• _WORK TASK_: Each line of the records that holds "JSON" should be shown in full.

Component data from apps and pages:
────────────────────────────────────────

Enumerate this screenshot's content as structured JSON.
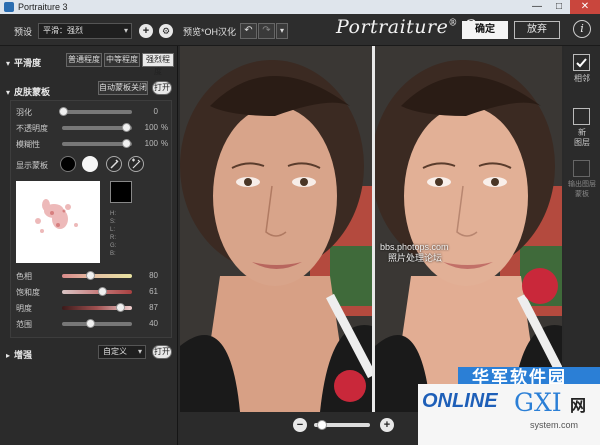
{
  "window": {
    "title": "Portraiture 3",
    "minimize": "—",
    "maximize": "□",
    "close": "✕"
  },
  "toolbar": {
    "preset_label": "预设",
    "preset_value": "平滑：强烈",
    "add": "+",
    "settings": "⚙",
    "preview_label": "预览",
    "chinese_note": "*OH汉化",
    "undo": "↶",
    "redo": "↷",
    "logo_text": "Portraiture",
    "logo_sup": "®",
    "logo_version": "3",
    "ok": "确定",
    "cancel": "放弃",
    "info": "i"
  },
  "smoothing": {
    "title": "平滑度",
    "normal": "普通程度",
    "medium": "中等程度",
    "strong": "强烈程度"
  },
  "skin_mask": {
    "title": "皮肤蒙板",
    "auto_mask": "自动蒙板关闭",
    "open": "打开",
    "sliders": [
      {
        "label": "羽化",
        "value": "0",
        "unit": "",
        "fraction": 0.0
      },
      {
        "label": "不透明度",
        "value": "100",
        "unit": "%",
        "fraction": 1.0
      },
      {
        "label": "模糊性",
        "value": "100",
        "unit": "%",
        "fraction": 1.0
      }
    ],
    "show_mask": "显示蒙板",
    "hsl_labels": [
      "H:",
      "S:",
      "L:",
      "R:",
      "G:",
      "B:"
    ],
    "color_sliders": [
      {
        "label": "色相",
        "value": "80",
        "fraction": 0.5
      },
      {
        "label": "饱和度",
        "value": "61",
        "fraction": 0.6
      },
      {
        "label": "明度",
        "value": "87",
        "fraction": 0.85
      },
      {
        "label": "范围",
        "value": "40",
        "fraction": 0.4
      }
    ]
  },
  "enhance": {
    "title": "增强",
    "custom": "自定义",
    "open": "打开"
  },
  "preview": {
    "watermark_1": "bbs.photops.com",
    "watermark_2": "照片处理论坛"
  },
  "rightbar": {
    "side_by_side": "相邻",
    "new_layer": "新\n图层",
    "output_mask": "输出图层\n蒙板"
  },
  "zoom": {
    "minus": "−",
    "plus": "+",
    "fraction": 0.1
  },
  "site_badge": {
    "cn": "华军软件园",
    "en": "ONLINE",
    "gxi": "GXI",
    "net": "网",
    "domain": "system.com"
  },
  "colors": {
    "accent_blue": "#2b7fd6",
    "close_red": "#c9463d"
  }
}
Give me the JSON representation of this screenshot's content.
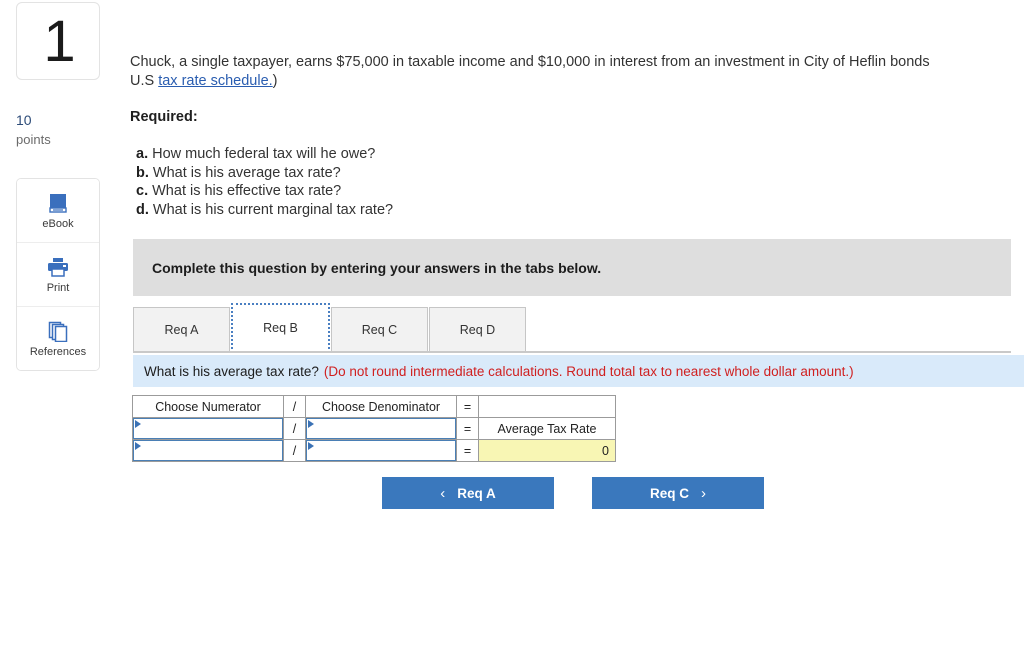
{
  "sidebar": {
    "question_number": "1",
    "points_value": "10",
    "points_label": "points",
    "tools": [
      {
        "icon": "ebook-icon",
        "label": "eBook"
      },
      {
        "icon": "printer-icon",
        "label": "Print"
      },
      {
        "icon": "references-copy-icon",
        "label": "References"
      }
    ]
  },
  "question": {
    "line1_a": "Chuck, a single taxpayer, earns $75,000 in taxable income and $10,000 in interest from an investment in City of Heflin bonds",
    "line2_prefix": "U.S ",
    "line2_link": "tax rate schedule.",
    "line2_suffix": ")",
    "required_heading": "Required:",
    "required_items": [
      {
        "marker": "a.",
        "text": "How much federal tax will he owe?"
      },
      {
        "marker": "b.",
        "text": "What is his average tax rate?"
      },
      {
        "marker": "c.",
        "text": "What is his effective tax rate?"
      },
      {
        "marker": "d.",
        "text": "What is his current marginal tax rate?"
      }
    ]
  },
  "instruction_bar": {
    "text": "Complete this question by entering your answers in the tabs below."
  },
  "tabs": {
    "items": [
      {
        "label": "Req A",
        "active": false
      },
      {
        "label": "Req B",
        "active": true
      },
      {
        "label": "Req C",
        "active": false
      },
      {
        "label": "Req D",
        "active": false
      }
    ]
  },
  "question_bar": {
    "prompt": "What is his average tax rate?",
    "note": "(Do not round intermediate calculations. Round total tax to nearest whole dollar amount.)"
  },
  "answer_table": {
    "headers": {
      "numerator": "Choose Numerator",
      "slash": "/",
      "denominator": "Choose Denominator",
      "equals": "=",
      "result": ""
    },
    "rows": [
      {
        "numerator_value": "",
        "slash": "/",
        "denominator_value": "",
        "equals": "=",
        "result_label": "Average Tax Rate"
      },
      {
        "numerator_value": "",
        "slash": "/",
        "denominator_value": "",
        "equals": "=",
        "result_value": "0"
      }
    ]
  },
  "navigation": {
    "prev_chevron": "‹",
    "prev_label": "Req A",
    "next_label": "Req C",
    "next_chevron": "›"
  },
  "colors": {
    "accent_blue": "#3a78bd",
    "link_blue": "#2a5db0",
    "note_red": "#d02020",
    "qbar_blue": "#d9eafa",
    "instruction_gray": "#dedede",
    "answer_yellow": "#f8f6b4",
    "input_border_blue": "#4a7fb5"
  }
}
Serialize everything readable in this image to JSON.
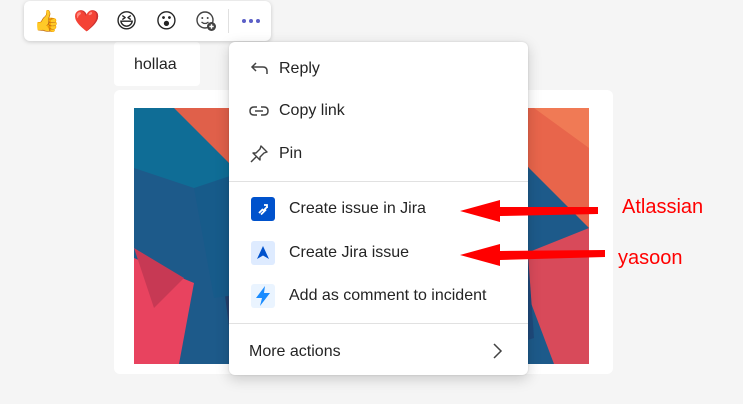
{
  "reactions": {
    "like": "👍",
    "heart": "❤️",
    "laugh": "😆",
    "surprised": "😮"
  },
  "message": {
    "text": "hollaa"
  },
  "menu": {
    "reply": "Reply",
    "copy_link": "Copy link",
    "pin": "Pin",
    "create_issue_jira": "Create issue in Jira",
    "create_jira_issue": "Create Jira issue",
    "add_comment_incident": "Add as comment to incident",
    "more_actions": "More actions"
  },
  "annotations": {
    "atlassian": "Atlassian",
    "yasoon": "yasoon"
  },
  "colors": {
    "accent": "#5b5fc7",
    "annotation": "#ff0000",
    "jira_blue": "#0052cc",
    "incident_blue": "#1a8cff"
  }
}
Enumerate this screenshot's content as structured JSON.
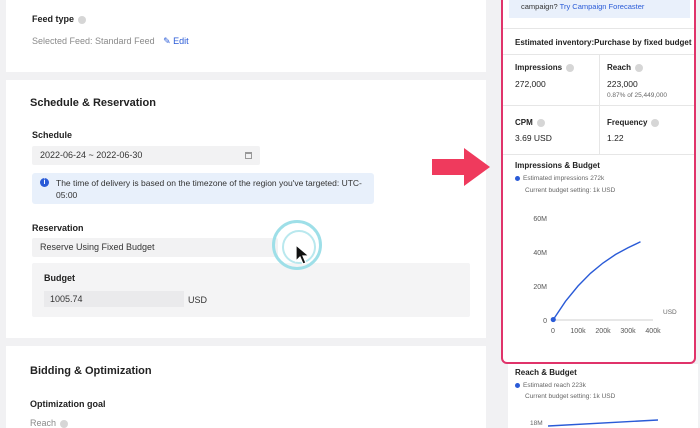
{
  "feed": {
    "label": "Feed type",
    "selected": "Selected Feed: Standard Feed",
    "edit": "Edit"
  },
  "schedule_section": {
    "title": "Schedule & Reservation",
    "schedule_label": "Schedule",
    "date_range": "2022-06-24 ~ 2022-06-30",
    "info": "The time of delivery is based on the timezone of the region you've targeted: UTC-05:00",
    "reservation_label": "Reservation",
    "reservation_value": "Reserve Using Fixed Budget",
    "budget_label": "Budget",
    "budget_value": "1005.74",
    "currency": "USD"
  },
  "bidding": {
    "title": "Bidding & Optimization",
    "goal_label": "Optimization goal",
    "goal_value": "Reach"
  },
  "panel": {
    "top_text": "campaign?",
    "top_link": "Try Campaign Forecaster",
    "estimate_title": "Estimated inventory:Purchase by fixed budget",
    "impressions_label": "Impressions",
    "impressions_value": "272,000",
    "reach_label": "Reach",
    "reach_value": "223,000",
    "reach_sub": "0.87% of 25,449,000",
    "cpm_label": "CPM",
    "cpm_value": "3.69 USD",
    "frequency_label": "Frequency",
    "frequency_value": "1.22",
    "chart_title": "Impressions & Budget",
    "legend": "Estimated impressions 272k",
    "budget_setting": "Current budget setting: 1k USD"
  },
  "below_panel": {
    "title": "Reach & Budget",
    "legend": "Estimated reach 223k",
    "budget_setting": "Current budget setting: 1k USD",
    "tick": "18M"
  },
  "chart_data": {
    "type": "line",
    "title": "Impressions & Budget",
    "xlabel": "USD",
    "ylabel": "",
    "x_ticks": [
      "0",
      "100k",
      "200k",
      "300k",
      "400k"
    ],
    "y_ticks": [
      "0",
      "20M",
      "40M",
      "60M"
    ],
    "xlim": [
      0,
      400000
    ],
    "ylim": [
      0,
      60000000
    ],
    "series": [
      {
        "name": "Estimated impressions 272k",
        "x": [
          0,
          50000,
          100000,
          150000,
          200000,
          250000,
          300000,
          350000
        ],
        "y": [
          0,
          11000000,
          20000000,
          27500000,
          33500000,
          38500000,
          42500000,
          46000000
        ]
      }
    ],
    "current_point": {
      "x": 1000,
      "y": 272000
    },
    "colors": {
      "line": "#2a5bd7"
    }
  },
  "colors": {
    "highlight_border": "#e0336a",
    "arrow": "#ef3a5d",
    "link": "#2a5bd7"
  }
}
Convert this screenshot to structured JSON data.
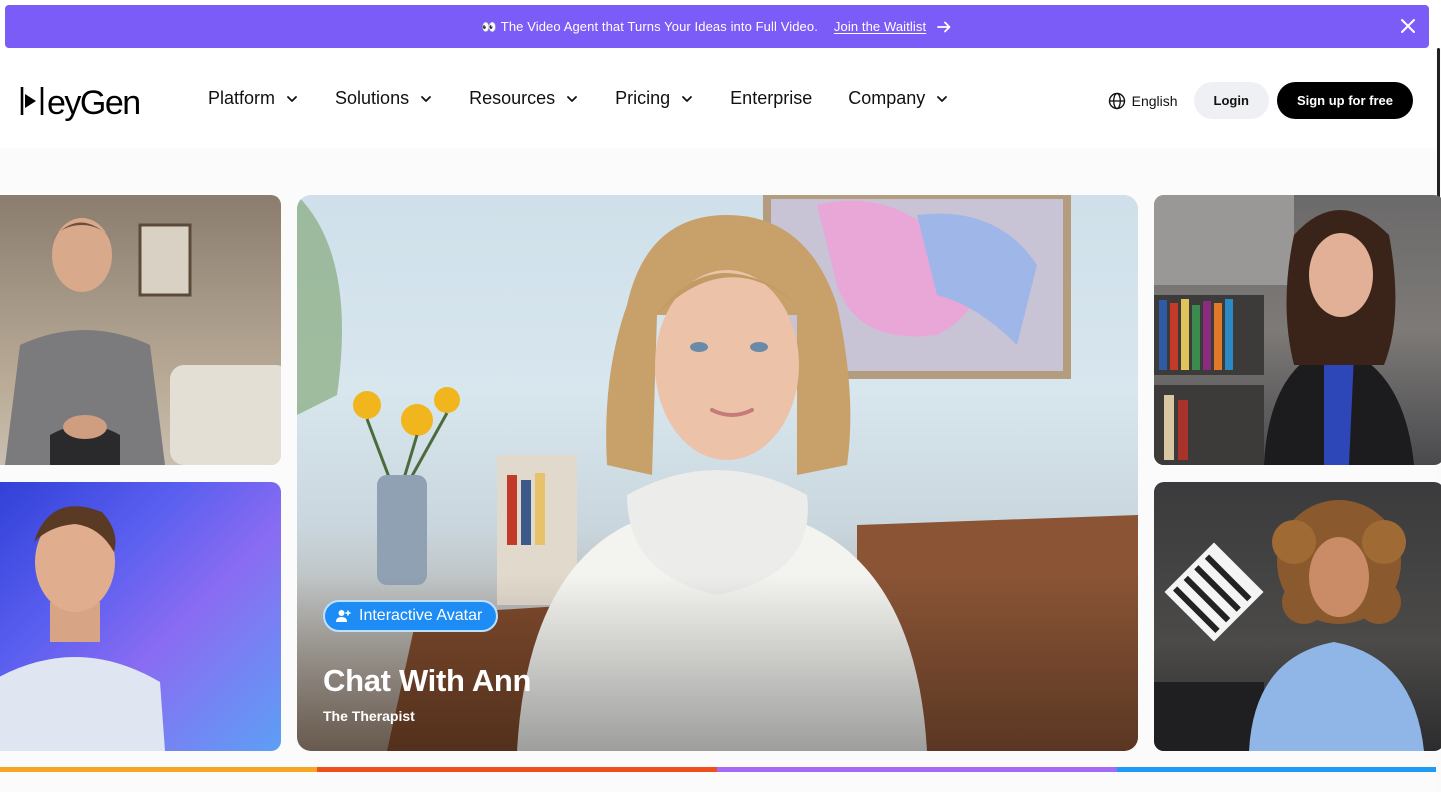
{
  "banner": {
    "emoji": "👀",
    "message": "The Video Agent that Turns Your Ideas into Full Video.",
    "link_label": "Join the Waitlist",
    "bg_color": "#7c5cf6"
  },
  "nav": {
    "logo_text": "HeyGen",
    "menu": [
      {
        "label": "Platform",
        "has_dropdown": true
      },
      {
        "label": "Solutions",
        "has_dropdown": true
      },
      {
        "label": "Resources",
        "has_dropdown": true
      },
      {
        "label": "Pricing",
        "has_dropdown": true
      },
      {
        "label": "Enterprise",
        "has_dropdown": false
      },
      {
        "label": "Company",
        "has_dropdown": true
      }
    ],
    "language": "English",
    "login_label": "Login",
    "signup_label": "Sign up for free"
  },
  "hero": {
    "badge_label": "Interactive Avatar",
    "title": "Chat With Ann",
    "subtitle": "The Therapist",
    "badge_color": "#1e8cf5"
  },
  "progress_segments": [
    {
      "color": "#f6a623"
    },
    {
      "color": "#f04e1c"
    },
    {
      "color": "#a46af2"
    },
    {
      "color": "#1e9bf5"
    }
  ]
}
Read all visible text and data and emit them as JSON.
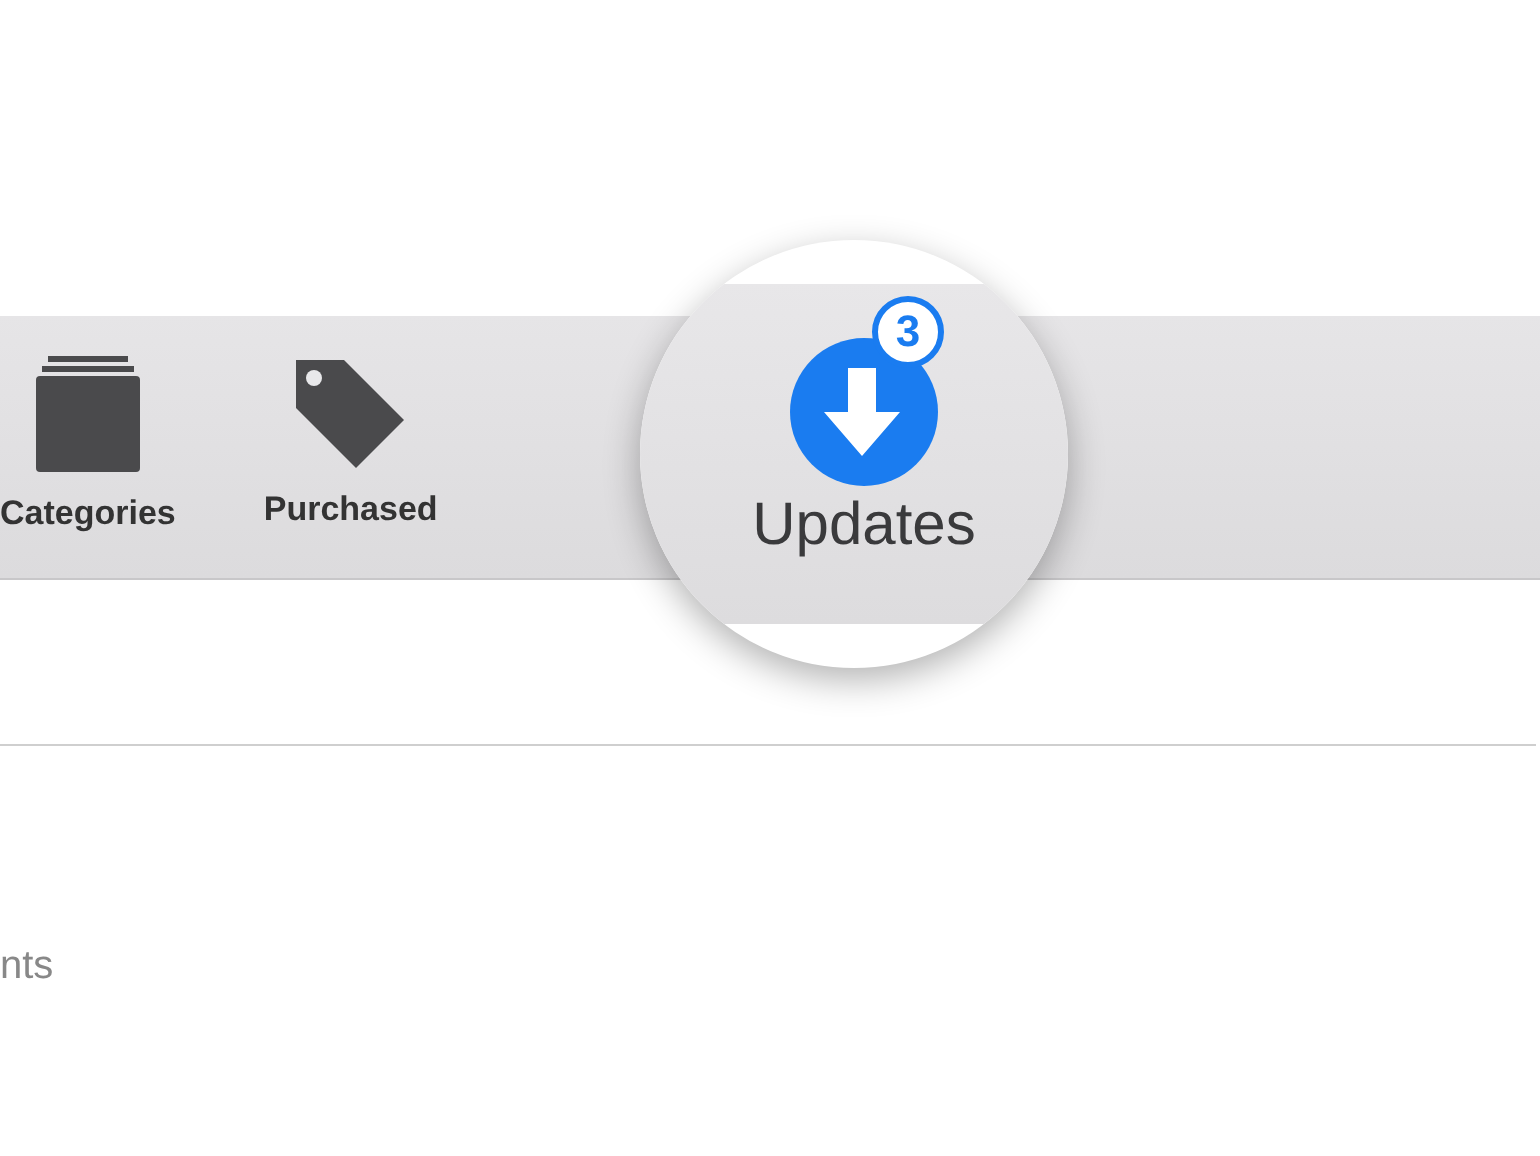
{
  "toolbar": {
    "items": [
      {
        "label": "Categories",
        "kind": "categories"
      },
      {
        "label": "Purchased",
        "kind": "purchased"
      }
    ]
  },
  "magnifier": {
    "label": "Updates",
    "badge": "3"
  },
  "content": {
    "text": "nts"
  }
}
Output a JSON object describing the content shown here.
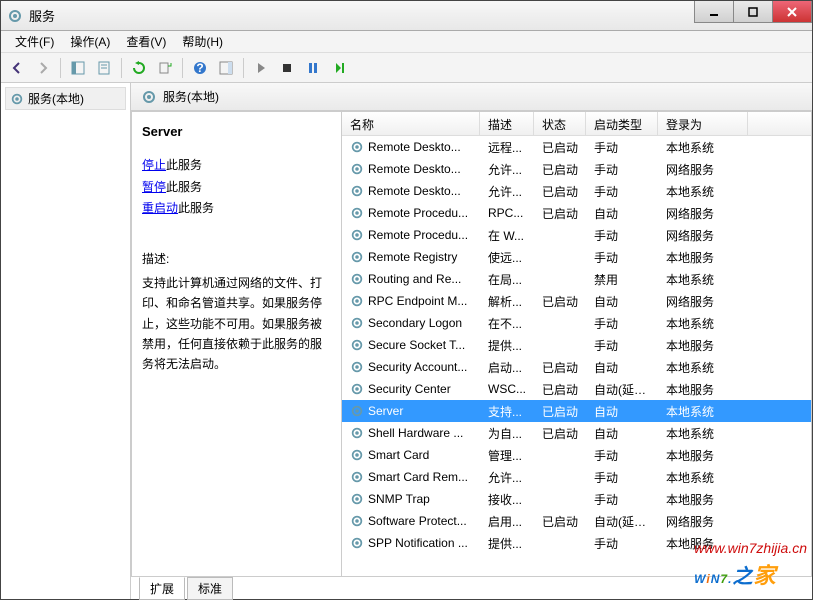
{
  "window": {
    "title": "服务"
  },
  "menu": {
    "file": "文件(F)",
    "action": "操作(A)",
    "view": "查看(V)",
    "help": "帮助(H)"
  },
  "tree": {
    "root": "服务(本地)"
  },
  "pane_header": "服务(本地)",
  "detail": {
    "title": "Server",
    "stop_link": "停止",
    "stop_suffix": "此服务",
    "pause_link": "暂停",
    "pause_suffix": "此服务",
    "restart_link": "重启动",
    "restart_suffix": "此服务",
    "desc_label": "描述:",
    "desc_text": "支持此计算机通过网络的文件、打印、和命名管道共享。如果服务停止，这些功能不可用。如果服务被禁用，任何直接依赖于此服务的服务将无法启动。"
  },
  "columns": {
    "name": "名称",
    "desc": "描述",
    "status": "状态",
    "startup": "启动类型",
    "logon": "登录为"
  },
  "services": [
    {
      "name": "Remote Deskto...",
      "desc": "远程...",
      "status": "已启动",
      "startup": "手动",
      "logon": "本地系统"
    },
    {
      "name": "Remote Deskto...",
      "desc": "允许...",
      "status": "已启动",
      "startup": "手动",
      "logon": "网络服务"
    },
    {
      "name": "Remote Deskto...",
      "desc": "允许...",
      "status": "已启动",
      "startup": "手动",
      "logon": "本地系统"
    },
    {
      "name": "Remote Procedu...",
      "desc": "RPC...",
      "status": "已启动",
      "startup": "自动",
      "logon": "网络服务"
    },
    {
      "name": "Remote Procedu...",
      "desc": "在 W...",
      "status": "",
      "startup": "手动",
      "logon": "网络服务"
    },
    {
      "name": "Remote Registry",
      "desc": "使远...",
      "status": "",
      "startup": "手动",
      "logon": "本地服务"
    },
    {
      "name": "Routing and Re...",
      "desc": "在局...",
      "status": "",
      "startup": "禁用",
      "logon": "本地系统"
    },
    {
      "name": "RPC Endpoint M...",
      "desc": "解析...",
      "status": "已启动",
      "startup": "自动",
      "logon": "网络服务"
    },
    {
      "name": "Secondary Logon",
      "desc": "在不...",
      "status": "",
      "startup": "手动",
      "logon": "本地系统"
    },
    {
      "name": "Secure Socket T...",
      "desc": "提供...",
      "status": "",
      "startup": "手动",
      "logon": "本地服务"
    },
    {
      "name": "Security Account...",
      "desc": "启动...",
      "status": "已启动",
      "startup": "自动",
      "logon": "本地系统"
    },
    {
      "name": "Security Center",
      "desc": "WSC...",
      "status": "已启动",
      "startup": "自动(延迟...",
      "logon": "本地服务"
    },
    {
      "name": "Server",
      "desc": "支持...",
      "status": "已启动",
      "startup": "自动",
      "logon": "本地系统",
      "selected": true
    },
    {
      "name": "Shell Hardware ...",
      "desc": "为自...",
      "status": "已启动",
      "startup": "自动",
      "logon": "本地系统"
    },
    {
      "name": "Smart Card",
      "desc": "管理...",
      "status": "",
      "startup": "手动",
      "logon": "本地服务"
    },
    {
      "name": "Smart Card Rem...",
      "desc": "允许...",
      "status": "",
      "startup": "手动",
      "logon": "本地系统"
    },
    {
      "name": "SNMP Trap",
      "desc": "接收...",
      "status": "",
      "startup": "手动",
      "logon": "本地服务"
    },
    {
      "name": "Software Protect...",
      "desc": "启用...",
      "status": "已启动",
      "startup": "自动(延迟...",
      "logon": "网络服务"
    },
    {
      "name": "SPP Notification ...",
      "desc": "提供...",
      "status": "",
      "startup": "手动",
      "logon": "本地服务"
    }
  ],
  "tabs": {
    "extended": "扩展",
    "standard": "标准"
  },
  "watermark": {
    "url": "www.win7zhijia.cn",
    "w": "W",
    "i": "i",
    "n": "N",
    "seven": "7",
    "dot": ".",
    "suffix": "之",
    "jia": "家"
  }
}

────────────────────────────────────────

• _EXPECTED OUTPUT_:
Enumerate this screenshot's content as structured JSON.
Give me the JSON representation of this screenshot's content.
Serialize everything readable in this image to JSON.
Enumerate this screenshot's content as structured JSON.
Convert this screenshot to structured JSON data.
Read all visible text and data and emit them as JSON.
Output a JSON object describing the content shown here.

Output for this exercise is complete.